But I enjoy watching and cheering and every now and again brave the swinging arms and thrusting hips to play.
My culture has certain expectations of me as an educated man’s daughter. How I conduct myself in the village, how I dress, how I react to situations, knowing my place - there is a structure which places me on a certain level and this is in stark contrast to the independence I am so used to in school.
I huff and puff and grumble but know that I must comply or else bring shame to my family.
How do I do it so I don’t feel as if I’m being coerced into something? How do I do it so that I am not condescending but sincere? I realise love, respect and understanding of world views is crucial to achieving this balance.
Having been exposed to a broader view of the world and having decided toward the end of my high school days to accept Christ and follow his teaching, I realise that unconditional love and seeing things from another’s perspective brings understanding.
For this I am thankful for my parents counsel; they too have had to tread this path - my nuclear family helped me fit better into my extended family, culture and Papua New Guinea as a nation.
And now, as I accept myself and my place, I can with understanding address issues that to me are wrong - the flickers of black. Not all things are rosy recollections. There
are kinks in the cultures and ways of my people and I continue to struggle against them.
But for the most part I am at peace, I love and am loved fully in return and find
contentment in my identity – I have a place in this world where I can wholly belong - to know who I am even as I interact and am drawn in by an ever increasingly global world and its persuasions.
My dear PNG, as I ponder all this, I realise the privilege and richness of my life.
I thank God for creating me and choosing me to be your citizen and placing me in your care to be shaped and fitted; to experience what I have experienced and to work toward an even better future.
I love you and honour you and this Christmas, as we reflect on the meaning of giving; of love unconditional bestowed with abandon to all mankind, I pray God grant me the

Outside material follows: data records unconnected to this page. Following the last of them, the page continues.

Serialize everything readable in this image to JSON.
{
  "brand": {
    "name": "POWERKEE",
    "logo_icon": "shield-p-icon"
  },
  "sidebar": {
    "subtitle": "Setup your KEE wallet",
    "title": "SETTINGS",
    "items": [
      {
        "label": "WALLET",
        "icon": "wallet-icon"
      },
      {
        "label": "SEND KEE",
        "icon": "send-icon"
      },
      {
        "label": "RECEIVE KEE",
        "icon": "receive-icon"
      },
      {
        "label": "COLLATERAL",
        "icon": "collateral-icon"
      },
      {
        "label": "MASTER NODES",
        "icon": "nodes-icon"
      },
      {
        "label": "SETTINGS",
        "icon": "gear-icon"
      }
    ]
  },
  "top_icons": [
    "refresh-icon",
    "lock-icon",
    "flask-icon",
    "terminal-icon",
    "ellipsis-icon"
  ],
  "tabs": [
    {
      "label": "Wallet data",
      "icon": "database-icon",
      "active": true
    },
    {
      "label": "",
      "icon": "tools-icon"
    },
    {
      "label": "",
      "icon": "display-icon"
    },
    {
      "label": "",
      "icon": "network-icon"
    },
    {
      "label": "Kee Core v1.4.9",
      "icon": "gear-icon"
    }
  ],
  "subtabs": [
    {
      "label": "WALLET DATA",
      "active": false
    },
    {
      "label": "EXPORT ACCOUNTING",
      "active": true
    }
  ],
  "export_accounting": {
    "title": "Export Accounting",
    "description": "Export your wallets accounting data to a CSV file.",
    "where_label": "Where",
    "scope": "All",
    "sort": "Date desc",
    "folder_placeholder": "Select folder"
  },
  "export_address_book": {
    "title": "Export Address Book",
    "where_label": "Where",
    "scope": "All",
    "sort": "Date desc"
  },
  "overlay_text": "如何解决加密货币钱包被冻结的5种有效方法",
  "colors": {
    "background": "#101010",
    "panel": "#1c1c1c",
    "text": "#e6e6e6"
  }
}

grace to live out a life of integrity and love so that I can make you proud.
Merry Christmas and forever yours, Emma :-)